Brad Russell wrote this is a chapter of the KCIS Survival Guide.
This guide was sent to all new teachers coming to teach at the Kang Chiao International School in Huaqiao.
Whether you’re a die hard gamer or you just want your mom to know you’re safe and sound in China, access to electronics, the internet and the outside world is going to be important during your stay here.
The Great Firewall (防⽕ 城 fánghuǒ chángchéng), first came about in 1997 when China passed the CL97 law to criminalize cyber crimes. While the law was deemed pretty vague and ambiguous, it eventually led to the censorship of the internet in China. Now, sites including Facebook, Instagram, anything Google related, Vimeo, pornhub and even the New York Times are inaccessible. Of course, people are resourceful and there are many ways to get around the firewall including the use of virtual private networks (VPNs).
If you’ve got a smartphone, tablet or computer we recommend you install a VPN provider before you arrive. Kang Chao runs the internet through a VPN which is handy when you want to share YouTube videos with your classes. However, it can be unreliable at times and we probably shouldn’t sit around on Facebook all day – it’s at home that you’re really going to want that VPN. Check out the info on VPN options below.
Let’s take a step backward now though because a VPN is as useful as a sack of rotten potatoes if you don’t have access to the internet! Getting set up is relatively straightforward and generally made easier with the help of someone who speaks Chinese. Check out the living section to help you get through the internet set up process!
Electronic Markets – By Brad Russell
Zhaofeng Road (Line 11)
The Electronics market at Zaofeng road is a five-minute walk from the metro. To get there, exit the metro and walk towards the Kentucky Fried Chicken. About a minute past KFC you will find the market. You can also take the 228 which stops right outside the market. This market has smart phones, tablets, cheap PC’s, routers and other cheap electronic goods.
Xujiahui (Line 11)

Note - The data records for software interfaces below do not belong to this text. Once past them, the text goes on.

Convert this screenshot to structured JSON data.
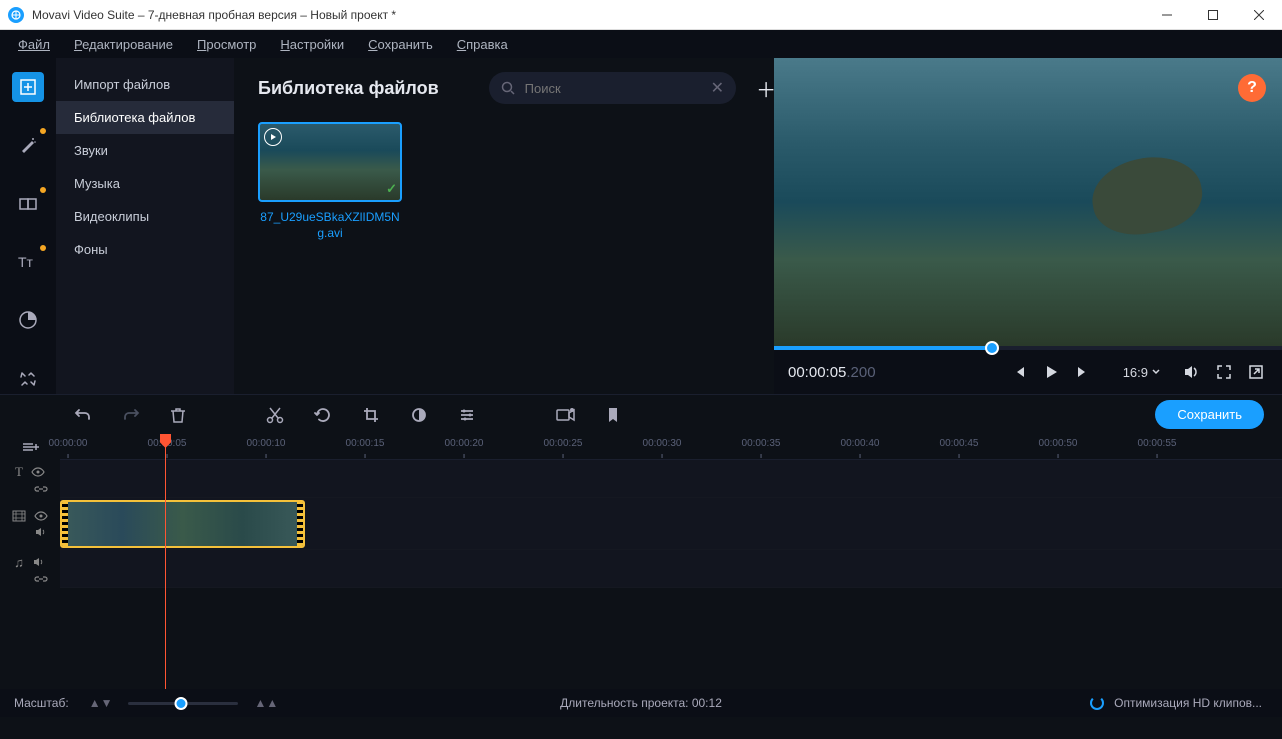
{
  "window": {
    "title": "Movavi Video Suite – 7-дневная пробная версия – Новый проект *"
  },
  "menu": {
    "file": "Файл",
    "edit": "Редактирование",
    "view": "Просмотр",
    "settings": "Настройки",
    "save": "Сохранить",
    "help": "Справка"
  },
  "sidebar": {
    "items": [
      {
        "label": "Импорт файлов"
      },
      {
        "label": "Библиотека файлов"
      },
      {
        "label": "Звуки"
      },
      {
        "label": "Музыка"
      },
      {
        "label": "Видеоклипы"
      },
      {
        "label": "Фоны"
      }
    ]
  },
  "content": {
    "title": "Библиотека файлов",
    "search_placeholder": "Поиск",
    "clip": {
      "name": "87_U29ueSBkaXZlIDM5Ng.avi"
    }
  },
  "preview": {
    "time": "00:00:05",
    "time_ms": ".200",
    "aspect": "16:9",
    "help": "?"
  },
  "toolbar": {
    "save": "Сохранить"
  },
  "ruler": [
    "00:00:00",
    "00:00:05",
    "00:00:10",
    "00:00:15",
    "00:00:20",
    "00:00:25",
    "00:00:30",
    "00:00:35",
    "00:00:40",
    "00:00:45",
    "00:00:50",
    "00:00:55"
  ],
  "status": {
    "zoom_label": "Масштаб:",
    "duration": "Длительность проекта:  00:12",
    "optimizing": "Оптимизация HD клипов..."
  }
}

This electronics market has higher end computers, gaming consoles and video games. Head to Xujiahui metro station and take exit 10. There is a Carl’s Jr at the entrance to this market. As of 2016, it is smaller than Zaofeng road market because it’s under renovation. Once finished though, it should be bigger than Zaoeng.
Handy Chinese Websites

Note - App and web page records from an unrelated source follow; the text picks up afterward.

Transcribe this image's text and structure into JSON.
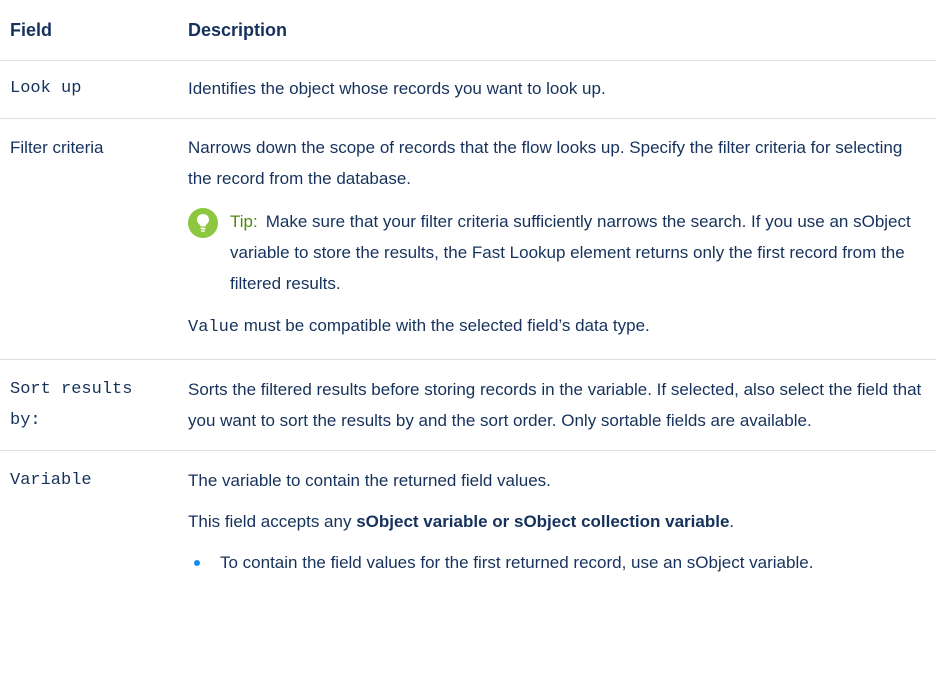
{
  "header": {
    "field": "Field",
    "description": "Description"
  },
  "rows": {
    "lookup": {
      "field": "Look up",
      "desc": "Identifies the object whose records you want to look up."
    },
    "filter": {
      "field": "Filter criteria",
      "desc": "Narrows down the scope of records that the flow looks up. Specify the filter criteria for selecting the record from the database.",
      "tip_label": "Tip:",
      "tip_text": "Make sure that your filter criteria sufficiently narrows the search. If you use an sObject variable to store the results, the Fast Lookup element returns only the first record from the filtered results.",
      "value_code": "Value",
      "value_text": " must be compatible with the selected field’s data type."
    },
    "sort": {
      "field": "Sort results by:",
      "desc": "Sorts the filtered results before storing records in the variable. If selected, also select the field that you want to sort the results by and the sort order. Only sortable fields are available."
    },
    "variable": {
      "field": "Variable",
      "desc": "The variable to contain the returned field values.",
      "accepts_prefix": "This field accepts any ",
      "accepts_bold": "sObject variable or sObject collection variable",
      "accepts_suffix": ".",
      "bullets": [
        "To contain the field values for the first returned record, use an sObject variable."
      ]
    }
  },
  "colors": {
    "text": "#16325c",
    "tip_label": "#4d8a0f",
    "tip_icon": "#8dc63f",
    "bullet": "#1589ee",
    "divider": "#d8dde6"
  }
}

Baidu.com is one of the biggest search engines in China. Play.baidu.com is the music playlist part. It’s all in Chinese but you can hit the search bar and type in any song. Click the plus button when your results come up and it’ll add it to your playlist.
JD.com is a great website for purchasing anything from phones to baby toys. Joybuy.com is the English version.
Ctrip.com is your best friend when it comes to booking hotels, trains and flights in China. You can change the webpage to English in the upper right corner of the page. Online payments can be made using Union Pay cards and they also have English customer service if you have any concerns about tickets/hotels you’ve booked.
Cost: $99 USD per year
Express VPN is popular among staff at KCIS and is relatively reliable. It offers you VPN connections through a large number of countries around the world and is easy to set up. The cost covers the use of the VPN on more than one device so you can load it onto your phone, computer, tablet, or even your Xbox. The best connections are usually through Hong Kong 1, 2 or 3.
Cost: $10 USD per year
Ask is great for your phone but shuts off automatically after 20 minutes. There are about 10 connection options and you can load your VPN onto any number of devices.
Works well on dodgy Wi-Fi but is not ideal for watching movies. There are no options connections so you can never be sure where your internet is flowing through. It’s free though!
This is a great VPN if you have an iPhone. Like many others, it works well on Wi-Fi but it does cut out every now and then requiring you to reconnect. It can sometimes take time to connect but it’s free!